In addition, Defense Secretary Donald H. Rumsfeld has asked military commanders to clarify the circumstances under which American troops are obliged to intervene to stop any Iraqi abuses they witness. However, Rumsfeld has not indicated publicly that he knew of reports of Iraqi abuse dating back to early this year.

Nine days after the Casey memo, in a satellite video news conference from Iraq, Maj. Gen. David Rodriguez told reporters at the Pentagon that he had received about 40 reports of abuse by Iraqi security forces in the previous six or eight weeks in the northwest section of Iraq in which his troops operate. He said Iraqi officials had investigated several cases and had "taken appropriate action" against those found to be responsible.

He said the reported abuses were not life threatening.

"Wherever we see a human rights violation and people doing the wrong thing, we intervene immediately to stop the misuse of detainees or prisoners," Rodriguez said.

His area of responsibility does not include Baghdad.

In recent remarks on the issue of Iraqi abuse of detainees, Rumsfeld has stressed his interest in clarifying the rules governing the response of American troops. When Gen. Peter Pace, the chairman of the Joint Chiefs of Staff, told reporters Nov. 29 that all U.S. service members are obliged to intervene to stop inhumane treatment they see, Rumsfeld said, "I don't think you mean they have an obligation to physically stop it; it's to report it."

No, Pace said, they are supposed to stop it.

Since then, Rumsfeld has asked that these rules be clarified. He alluded to the matter in a speech on Monday, citing the danger of a host country taking legal action against U.S. troops who use force to stop detainee abuses.

"And so reporting something that looks amiss is good," Rumsfeld said. "Orally trying to stop something that looks amiss, to me, sounds very reasonable. And then the next question is: What level of force should they use to try to stop it if they see it happening in a country where they don't know the laws."

In his June 22 memo, Casey wrote that U.S. troops are obliged to "take all reasonable action" in accordance with military rules to stop or prevent any observed or suspected instances of physical or mental abuse that are "likely to lead to serious injury or the death of detained persons in Iraqi custody," and to promptly report it.

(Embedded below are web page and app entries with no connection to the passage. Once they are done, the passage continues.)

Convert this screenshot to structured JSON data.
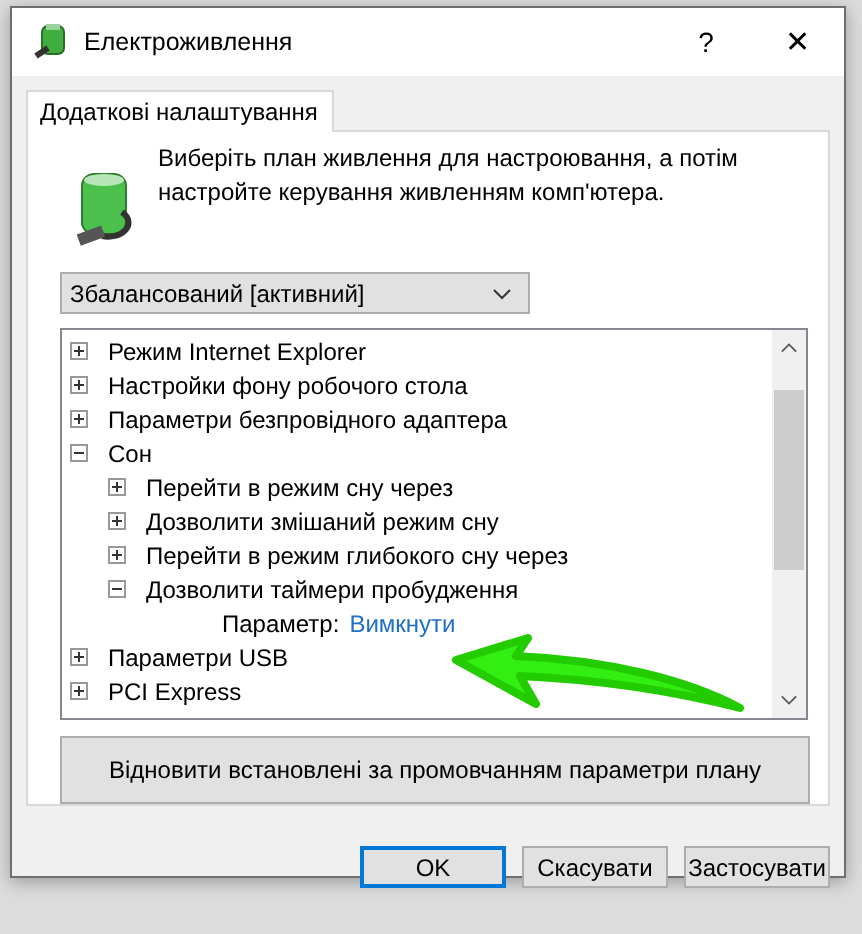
{
  "window": {
    "title": "Електроживлення",
    "help": "?",
    "close": "✕"
  },
  "tabs": [
    {
      "label": "Додаткові налаштування",
      "selected": true
    }
  ],
  "intro": "Виберіть план живлення для настроювання, а потім настройте керування живленням комп'ютера.",
  "plan_dropdown": {
    "value": "Збалансований [активний]"
  },
  "tree": [
    {
      "kind": "group",
      "label": "Режим Internet Explorer",
      "expanded": false
    },
    {
      "kind": "group",
      "label": "Настройки фону робочого стола",
      "expanded": false
    },
    {
      "kind": "group",
      "label": "Параметри безпровідного адаптера",
      "expanded": false
    },
    {
      "kind": "group",
      "label": "Сон",
      "expanded": true,
      "children": [
        {
          "kind": "group",
          "label": "Перейти в режим сну через",
          "expanded": false
        },
        {
          "kind": "group",
          "label": "Дозволити змішаний режим сну",
          "expanded": false
        },
        {
          "kind": "group",
          "label": "Перейти в режим глибокого сну через",
          "expanded": false
        },
        {
          "kind": "group",
          "label": "Дозволити таймери пробудження",
          "expanded": true,
          "children": [
            {
              "kind": "setting",
              "label": "Параметр:",
              "value": "Вимкнути"
            }
          ]
        }
      ]
    },
    {
      "kind": "group",
      "label": "Параметри USB",
      "expanded": false
    },
    {
      "kind": "group",
      "label": "PCI Express",
      "expanded": false
    }
  ],
  "restore_button": "Відновити встановлені за промовчанням параметри плану",
  "buttons": [
    {
      "label": "OK",
      "default": true
    },
    {
      "label": "Скасувати",
      "default": false
    },
    {
      "label": "Застосувати",
      "default": false
    }
  ]
}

A Rumsfeld spokesman, Bryan Whitman, said Wednesday that Rumsfeld wants a clearer definition of "all reasonable action."